As promised, here’s the recipe for Southwestern Two-Bean Salad that completes my grilling menu from the other weekend. I chose this salad to go with the Cilantro Honey-Lime Grilled Chicken and the Hill Country Coleslaw because it’s hearty, generally crowd-pleasing, and it contained the one ingredient that tied all three dishes together: cilantro. Its fresh summer flavor would make it right at home on just about any picnic or barbecue buffet, though; I’ve served it with pulled pork sandwiches and burgers as well.
Southwestern Two-Bean Salad
1/2 cup white vinegar
1/4 cup vegetable oil
1 tablespoon sugar
2 teaspoons ground cumin
1 teaspoon dried oregano leaves
1/2 teaspoon salt
1/4 teaspoon ground black pepper
2 cans (15 ounces each) pinto beans, drained and rinsed
1 can (15 ounces) black beans, drained and rinsed
1 can (15 1/4 ounces) whole kernel corn, drained
1 large red bell pepper, chopped
1/2 cup finely chopped red onion
2 fresh jalapeno peppers, seeded and finely chopped (1/4 – 1/3 cup)
1/4 cup snipped fresh cilantro
For the dressing, whisk together vinegar, oil, sugar, cumin, oregano, salt and black pepper in a small bowl.

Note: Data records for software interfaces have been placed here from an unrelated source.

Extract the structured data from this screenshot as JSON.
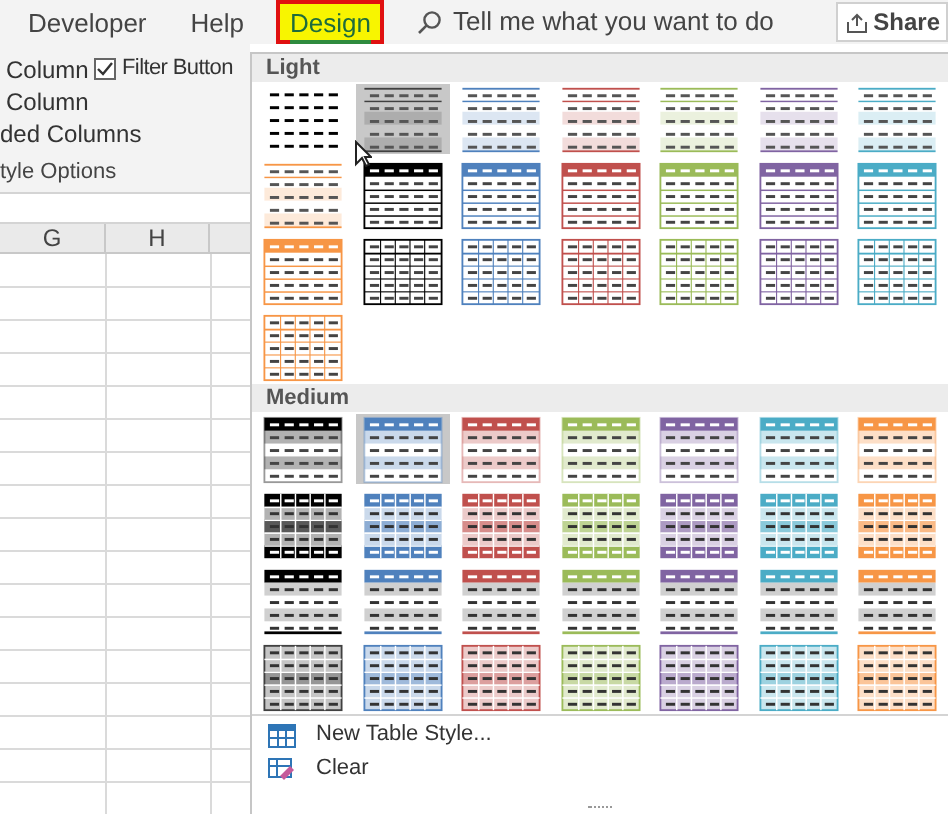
{
  "ribbon_tabs": [
    {
      "label": "Developer",
      "selected": false
    },
    {
      "label": "Help",
      "selected": false
    },
    {
      "label": "Design",
      "selected": true
    }
  ],
  "search": {
    "placeholder": "Tell me what you want to do"
  },
  "share_button": {
    "label": "Share"
  },
  "style_options": [
    {
      "label": "Column",
      "kind": "text"
    },
    {
      "label": "Filter Button",
      "kind": "checkbox",
      "checked": true
    },
    {
      "label": "Column",
      "kind": "text"
    },
    {
      "label": "ded Columns",
      "kind": "text"
    }
  ],
  "group_label": "tyle Options",
  "columns": [
    "G",
    "H"
  ],
  "gallery": {
    "sections": [
      {
        "title": "Light",
        "styles": [
          {
            "kind": "plain",
            "color": "#000000",
            "selected": false
          },
          {
            "kind": "banded",
            "color": "#404040",
            "selected": true
          },
          {
            "kind": "banded",
            "color": "#4f81bd",
            "selected": false
          },
          {
            "kind": "banded",
            "color": "#c0504d",
            "selected": false
          },
          {
            "kind": "banded",
            "color": "#9bbb59",
            "selected": false
          },
          {
            "kind": "banded",
            "color": "#8064a2",
            "selected": false
          },
          {
            "kind": "banded",
            "color": "#4bacc6",
            "selected": false
          },
          {
            "kind": "banded",
            "color": "#f79646",
            "selected": false
          },
          {
            "kind": "header-outline",
            "color": "#000000",
            "selected": false
          },
          {
            "kind": "header-outline",
            "color": "#4f81bd",
            "selected": false
          },
          {
            "kind": "header-outline",
            "color": "#c0504d",
            "selected": false
          },
          {
            "kind": "header-outline",
            "color": "#9bbb59",
            "selected": false
          },
          {
            "kind": "header-outline",
            "color": "#8064a2",
            "selected": false
          },
          {
            "kind": "header-outline",
            "color": "#4bacc6",
            "selected": false
          },
          {
            "kind": "header-outline",
            "color": "#f79646",
            "selected": false
          },
          {
            "kind": "grid",
            "color": "#000000",
            "selected": false
          },
          {
            "kind": "grid",
            "color": "#4f81bd",
            "selected": false
          },
          {
            "kind": "grid",
            "color": "#c0504d",
            "selected": false
          },
          {
            "kind": "grid",
            "color": "#9bbb59",
            "selected": false
          },
          {
            "kind": "grid",
            "color": "#8064a2",
            "selected": false
          },
          {
            "kind": "grid",
            "color": "#4bacc6",
            "selected": false
          },
          {
            "kind": "grid",
            "color": "#f79646",
            "selected": false
          }
        ]
      },
      {
        "title": "Medium",
        "styles": [
          {
            "kind": "header-banded",
            "color": "#000000",
            "selected": false
          },
          {
            "kind": "header-banded",
            "color": "#4f81bd",
            "selected": true
          },
          {
            "kind": "header-banded",
            "color": "#c0504d",
            "selected": false
          },
          {
            "kind": "header-banded",
            "color": "#9bbb59",
            "selected": false
          },
          {
            "kind": "header-banded",
            "color": "#8064a2",
            "selected": false
          },
          {
            "kind": "header-banded",
            "color": "#4bacc6",
            "selected": false
          },
          {
            "kind": "header-banded",
            "color": "#f79646",
            "selected": false
          },
          {
            "kind": "filled-grid",
            "color": "#000000",
            "selected": false
          },
          {
            "kind": "filled-grid",
            "color": "#4f81bd",
            "selected": false
          },
          {
            "kind": "filled-grid",
            "color": "#c0504d",
            "selected": false
          },
          {
            "kind": "filled-grid",
            "color": "#9bbb59",
            "selected": false
          },
          {
            "kind": "filled-grid",
            "color": "#8064a2",
            "selected": false
          },
          {
            "kind": "filled-grid",
            "color": "#4bacc6",
            "selected": false
          },
          {
            "kind": "filled-grid",
            "color": "#f79646",
            "selected": false
          },
          {
            "kind": "header-rules",
            "color": "#000000",
            "selected": false
          },
          {
            "kind": "header-rules",
            "color": "#4f81bd",
            "selected": false
          },
          {
            "kind": "header-rules",
            "color": "#c0504d",
            "selected": false
          },
          {
            "kind": "header-rules",
            "color": "#9bbb59",
            "selected": false
          },
          {
            "kind": "header-rules",
            "color": "#8064a2",
            "selected": false
          },
          {
            "kind": "header-rules",
            "color": "#4bacc6",
            "selected": false
          },
          {
            "kind": "header-rules",
            "color": "#f79646",
            "selected": false
          },
          {
            "kind": "tinted-grid",
            "color": "#404040",
            "selected": false
          },
          {
            "kind": "tinted-grid",
            "color": "#4f81bd",
            "selected": false
          },
          {
            "kind": "tinted-grid",
            "color": "#c0504d",
            "selected": false
          },
          {
            "kind": "tinted-grid",
            "color": "#9bbb59",
            "selected": false
          },
          {
            "kind": "tinted-grid",
            "color": "#8064a2",
            "selected": false
          },
          {
            "kind": "tinted-grid",
            "color": "#4bacc6",
            "selected": false
          },
          {
            "kind": "tinted-grid",
            "color": "#f79646",
            "selected": false
          }
        ]
      }
    ],
    "menu_items": [
      {
        "label": "New Table Style...",
        "kind": "new"
      },
      {
        "label": "Clear",
        "kind": "clear"
      }
    ]
  }
}
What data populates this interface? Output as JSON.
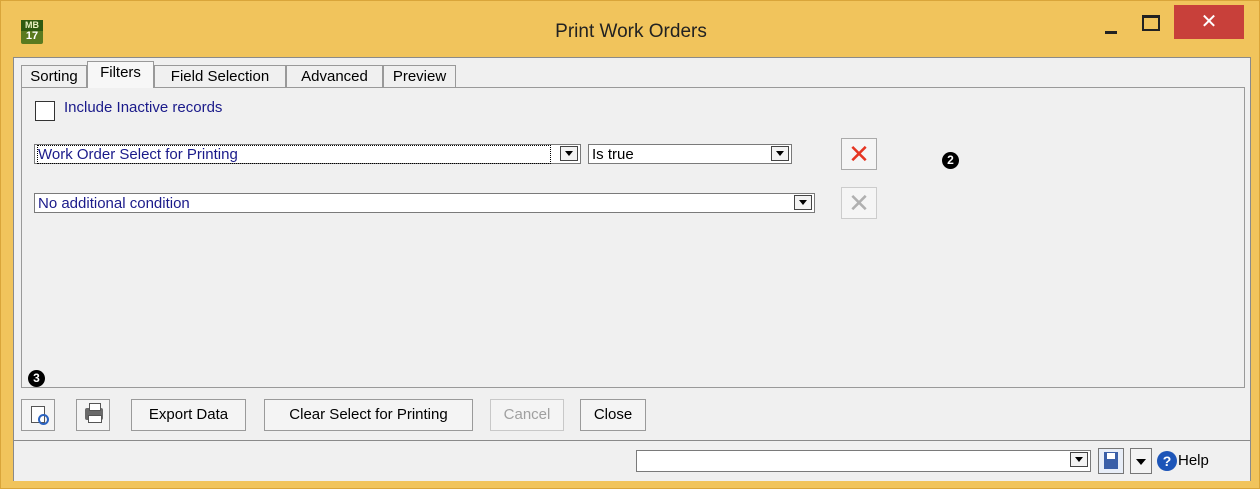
{
  "window": {
    "title": "Print Work Orders",
    "app_icon_top": "MB",
    "app_icon_bottom": "17",
    "close_glyph": "✕",
    "colors": {
      "frame": "#f1c45c",
      "close": "#c8403a",
      "accent_text": "#1a1a8a"
    }
  },
  "tabs": [
    {
      "label": "Sorting",
      "active": false
    },
    {
      "label": "Filters",
      "active": true
    },
    {
      "label": "Field Selection",
      "active": false
    },
    {
      "label": "Advanced",
      "active": false
    },
    {
      "label": "Preview",
      "active": false
    }
  ],
  "filters": {
    "include_inactive_label": "Include Inactive records",
    "include_inactive_checked": false,
    "condition1_field": "Work Order Select for Printing",
    "condition1_operator": "Is true",
    "condition2_field": "No additional condition",
    "remove_glyph": "✕"
  },
  "annotations": {
    "marker2": "2",
    "marker3": "3"
  },
  "toolbar": {
    "preview_icon": "print-preview-icon",
    "print_icon": "printer-icon",
    "export_label": "Export Data",
    "clear_label": "Clear Select for Printing",
    "cancel_label": "Cancel",
    "cancel_enabled": false,
    "close_label": "Close"
  },
  "statusbar": {
    "combo_value": "",
    "save_icon": "save-icon",
    "help_glyph": "?",
    "help_label": "Help"
  }
}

Set aside.
For the salad, drain and rinse beans. Place beans in a large bowl. Drain corn. Chop bell pepper and add corn and bell pepper to beans.
Chop onion and jalapeno peppers. Snip cilantro using kitchen shears (or chop it). Add onion, jalapeno peppers, cilantro, and dressing to bean mixture. Mix gently. Cover and refrigerate 2 – 3 hours to allow flavors to blend.
Source: Pampered Chef’s Casual Cooking
I just love this salad. It’s light and fresh, and I like the way the tender texture of the beans contrasts with the crunch of the peppers and the corn. Plus, it’s inexpensive to make, it keeps wonderfully, and it adapts well for a variety of menus. Give it a try!
TIPS: Since it’s summer and fresh corn is readily available, I substituted fresh corn for the canned. I cut the kernels off of two cobs, placed the corn in a colander, poured boiling water over it, and drained it before adding it to the salad.
Also, since my mom recently fell victim to “jalapeno eyes,” a note about working with jalapenos: After handling jalapenos, always (!) make sure you wash your hands (or wear gloves). If you have jalapeno oil on your hands and you touch your skin (or heaven forbid, your eyes), it will burn. I accidentally touched the corner of my mouth recently with jalapeno hands, and while it wasn’t excruciating, I could definitely feel the heat. If you’re generally cautious about spicy food, though, don’t let this scare you out of using jalapenos in the salad. Removing the seeds and membranes tones them down considerably. I’m a bit of a wimp when it comes to spicy food, and I could barely taste them.